In 1954, many of the nation’s school systems were segregated. The NAACP decided to challenge school segregation in the federal courts. African American attorney Thurgood Marshall led the NAACP legal team in Brown v. Board of Education
Written by Chief Justice Earl Warren, the Brown v. Board of Education decision said: Segregated public education violated the Fourteenth Amendment. “Separate but equal” had no place in public education.
The Brown v. Board of Education ruling was significant and controversial In a second decision, Brown II, the courts urged implementation of the decision “with all deliberate speed” across the nation. About 100 white Southern members of Congress opposed the decision; in 1956 they endorsed “The Southern Manifesto” to lawfully oppose Brown
Thurgood Marshall and the NAACP legal team Paratroopers on guard outside Central High School in Little rock, Arkansas
The Brown decision also met resistance on the local and state level. In Little Rock, Arkansas, when nine African American students tried to enter Central High, the governor had the National Guard stop them. President Eisenhower had to send in troops to enforce the Brown decision.
Some civil rights activists took direct action In Montgomery, Alabama, Rosa Parks was arrested for refusing to give up her bus seat to a white person. This sparked a boycott to integrate public transportation. The black community walked or carpooled to work rather than take public transportation. The Montgomery bus boycott launched the modern civil rights movement.
Rosa Parks Dr. King being arrested
Martin Luther King, Jr.’s inspiring speech at a boycott meeting propelled him into the leadership of the nonviolent civil rights movement. The black community continued its bus boycott for more than a year despite threats and violence. In 1956, the Supreme Court ruled that segregated busing was unconstitutional and the boycott ended.
It proved that they could work together and demand change. It inspired King and Ralph Abernathy, another Montgomery minister, to establish the Southern Christian Leadership Conference (SCLC) to continue the nonviolent struggle for civil rights. The bus boycott was a tremendous and exciting victory for African Americans But even with these victories, discrimination and segregation remained widespread.
How one college responded to the Supreme Court’s rulings
Rioting in the Watts district of Los Angeles 1968
Malcolm X a leader of Black Muslims who disagreed with Dr. King’s approach to equality The radical Black Panther Party believed in the use of violence to protect African Americans and their civil rights
Birmingham, Alabama became the center of a major Civil rights effort. The city resorted to drastic measures To break up demonstrations

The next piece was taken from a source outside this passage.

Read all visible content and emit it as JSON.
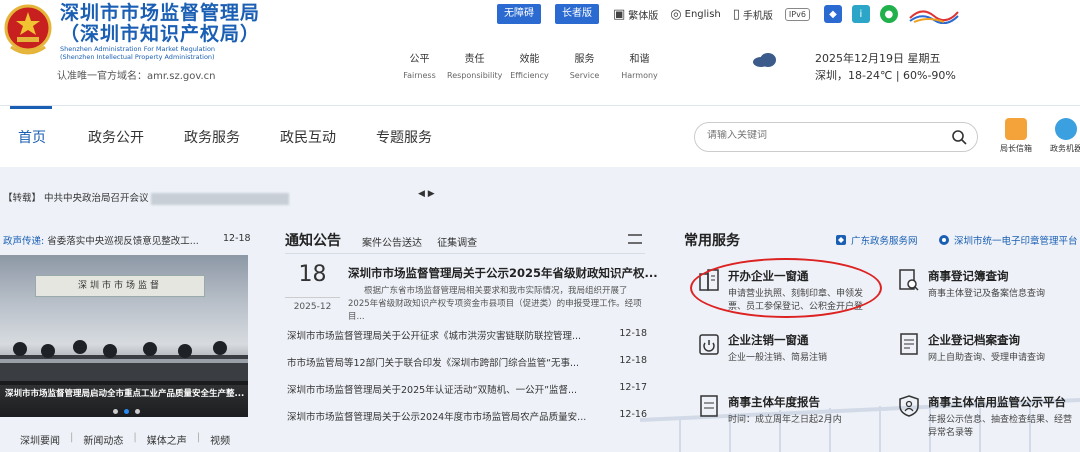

Lynching and other forms of violence continued through the 1960s
Emmett Till was murdered for speaking to a white woman in Mississippi
Emmett Till’s funeral; no one was found guilty of his murder Freedom Riders were attacked for trying to desegregate public transportation

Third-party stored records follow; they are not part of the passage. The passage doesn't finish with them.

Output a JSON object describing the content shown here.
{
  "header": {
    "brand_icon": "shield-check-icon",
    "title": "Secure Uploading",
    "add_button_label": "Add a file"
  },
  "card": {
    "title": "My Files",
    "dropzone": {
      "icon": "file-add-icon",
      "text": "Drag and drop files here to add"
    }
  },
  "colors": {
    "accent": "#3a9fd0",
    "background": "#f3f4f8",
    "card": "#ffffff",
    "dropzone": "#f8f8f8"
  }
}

College students in South Carolina used sit-ins to protest Segregated lunch counters
Protestors in Birmingham, Alabama were met with violence

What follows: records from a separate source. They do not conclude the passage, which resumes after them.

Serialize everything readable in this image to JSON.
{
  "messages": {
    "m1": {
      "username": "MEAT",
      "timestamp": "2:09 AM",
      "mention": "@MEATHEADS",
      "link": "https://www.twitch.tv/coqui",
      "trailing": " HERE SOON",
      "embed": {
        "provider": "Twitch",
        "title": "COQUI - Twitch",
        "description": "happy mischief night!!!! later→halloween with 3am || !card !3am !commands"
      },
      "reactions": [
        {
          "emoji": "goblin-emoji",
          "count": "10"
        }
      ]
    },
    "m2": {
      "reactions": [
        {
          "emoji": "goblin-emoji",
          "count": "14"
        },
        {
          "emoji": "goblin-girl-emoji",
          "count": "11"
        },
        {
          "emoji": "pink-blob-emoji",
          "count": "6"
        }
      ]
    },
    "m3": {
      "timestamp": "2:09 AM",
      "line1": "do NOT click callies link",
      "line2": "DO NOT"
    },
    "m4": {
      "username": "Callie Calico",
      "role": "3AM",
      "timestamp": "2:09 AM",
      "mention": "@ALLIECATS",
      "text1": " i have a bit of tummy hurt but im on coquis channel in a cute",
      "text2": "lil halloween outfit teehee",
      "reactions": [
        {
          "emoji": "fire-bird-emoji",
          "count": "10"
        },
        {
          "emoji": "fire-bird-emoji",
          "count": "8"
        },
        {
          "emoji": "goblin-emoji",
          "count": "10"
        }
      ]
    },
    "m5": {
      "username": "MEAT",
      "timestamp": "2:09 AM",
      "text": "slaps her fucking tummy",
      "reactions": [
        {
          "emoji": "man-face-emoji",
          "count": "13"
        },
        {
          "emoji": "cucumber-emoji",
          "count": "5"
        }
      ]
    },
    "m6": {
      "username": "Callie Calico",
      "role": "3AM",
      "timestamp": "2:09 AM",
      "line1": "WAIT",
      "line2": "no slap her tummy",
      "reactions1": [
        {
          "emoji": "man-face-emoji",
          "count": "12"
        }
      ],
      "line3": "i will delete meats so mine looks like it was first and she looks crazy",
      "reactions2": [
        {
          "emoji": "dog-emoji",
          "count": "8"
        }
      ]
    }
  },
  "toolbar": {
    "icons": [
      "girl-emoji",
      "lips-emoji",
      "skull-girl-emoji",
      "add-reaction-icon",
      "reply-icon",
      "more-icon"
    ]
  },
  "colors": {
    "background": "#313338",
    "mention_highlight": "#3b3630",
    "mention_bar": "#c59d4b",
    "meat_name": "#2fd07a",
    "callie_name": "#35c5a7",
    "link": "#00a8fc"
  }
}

Police dogs attack marchers in Birmingham Alabama
The Civil Rights Movement in the 1960s Peaked with the 1963 March on Washington in support of a national civil rights law
The highlight of the day was Dr. King’s “I have a Dream” speech